This month, the independent Expert Panel on Intellectual Property released its report to the Government of Ontario (the “Report”). The Report recognizes both how the economic importance of intangible assets (for example, IP and data) has grown over the past decade and how Ontario (and Canada more generally) has been lagging behind our counterparts south of the border in capitalizing on the benefits of the new economy. The Report is a call for a Made-in-Ontario approach to the commercialization of innovation to overcome issues around IP ownership, expertise, capacity, funding, education and industry engagement.
One key finding of the Report was that small and medium enterprises (“SMEs”), while a driver of innovation in Canada, are not effectively capitalizing their intangible assets.
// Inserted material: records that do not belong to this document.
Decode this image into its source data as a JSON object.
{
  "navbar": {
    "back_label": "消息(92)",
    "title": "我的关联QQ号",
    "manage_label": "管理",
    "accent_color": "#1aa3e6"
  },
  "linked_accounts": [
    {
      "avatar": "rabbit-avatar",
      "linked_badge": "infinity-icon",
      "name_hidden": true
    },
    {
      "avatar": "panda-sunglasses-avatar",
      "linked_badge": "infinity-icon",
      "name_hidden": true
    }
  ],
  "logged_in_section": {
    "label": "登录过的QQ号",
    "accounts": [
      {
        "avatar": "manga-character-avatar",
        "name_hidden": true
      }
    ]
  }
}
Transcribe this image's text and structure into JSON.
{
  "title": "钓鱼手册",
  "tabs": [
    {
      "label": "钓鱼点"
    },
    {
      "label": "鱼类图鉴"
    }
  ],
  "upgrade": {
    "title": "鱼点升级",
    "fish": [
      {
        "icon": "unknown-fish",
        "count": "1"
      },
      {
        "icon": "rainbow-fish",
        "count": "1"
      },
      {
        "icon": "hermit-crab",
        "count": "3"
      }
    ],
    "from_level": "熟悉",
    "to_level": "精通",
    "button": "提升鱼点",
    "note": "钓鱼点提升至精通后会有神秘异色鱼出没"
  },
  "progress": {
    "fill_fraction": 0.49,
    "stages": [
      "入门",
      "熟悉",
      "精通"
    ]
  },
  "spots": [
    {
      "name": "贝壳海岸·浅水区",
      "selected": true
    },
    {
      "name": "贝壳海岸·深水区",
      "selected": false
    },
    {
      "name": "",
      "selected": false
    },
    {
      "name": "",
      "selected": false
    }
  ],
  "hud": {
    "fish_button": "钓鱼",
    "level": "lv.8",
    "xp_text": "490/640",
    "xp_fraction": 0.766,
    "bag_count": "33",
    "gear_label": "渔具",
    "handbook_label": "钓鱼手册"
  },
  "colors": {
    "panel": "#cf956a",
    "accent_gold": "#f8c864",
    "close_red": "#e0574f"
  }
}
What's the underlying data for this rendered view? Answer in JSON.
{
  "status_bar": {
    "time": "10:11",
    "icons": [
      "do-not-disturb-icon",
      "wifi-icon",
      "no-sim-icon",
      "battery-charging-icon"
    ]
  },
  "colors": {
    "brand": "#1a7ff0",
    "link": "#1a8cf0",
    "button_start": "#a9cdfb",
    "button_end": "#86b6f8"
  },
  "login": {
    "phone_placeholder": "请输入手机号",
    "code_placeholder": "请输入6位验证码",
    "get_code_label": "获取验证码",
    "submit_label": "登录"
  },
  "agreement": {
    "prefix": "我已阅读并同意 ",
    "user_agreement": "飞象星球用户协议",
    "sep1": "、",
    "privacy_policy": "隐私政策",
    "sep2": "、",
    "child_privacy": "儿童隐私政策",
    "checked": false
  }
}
One of the key factors identified as holding back SMEs in Ontario was a lack of IP literacy: that is, many SMEs don’t know the value of their intangible assets, nor how to effectively protect or commercialize them.
Southwestern Ontario is home to some of Canada’s best post-secondary institutions and leading, innovative SMEs operating in a broad range of industries, and not only those industries thought of as “high tech”. SMEs in our region are not only innovation leaders in AI and communications, but also entertainment, agriculture, manufacturing, biotechnology, and health, just to name a few. There is no doubt that valuable intangible assets are constantly being created in Southwest Ontario, suggesting lucrative opportunities for SMEs in the region to capitalize and commercialize this valuable asset class.
While patents are often the primary focus when one thinks of intangible assets, it’s important to recognize that these are only one kind of valuable asset, and commercialization opportunities can be found in other areas. The Report identifies 13 different classes:
- Copyright including Moral Rights and Neighbouring Rights
- Domain Names
- Geographical Indications
- Industrial Designs or Design Patents
- Integrated Circuit Topography
- Plant Breeders’ Rights
- Personality Rights
- Trade Secrets
- Utility Models
All of these classes of intangible asset contribute to the success of SMEs in Ontario. But to fully capitalize on and protect these assets, one first has to know what one has. An IP audit can help to identify intangible assets and how they fit into one’s business model and create value. This process is also useful in organizing a business or project prior to a sale transaction or other valuation event. Such a process can also identify new sources of revenue and inform and develop an intellectual property strategy.
Contact a Lerners business lawyer to discuss how you can identify and protect your valuable intangible assets.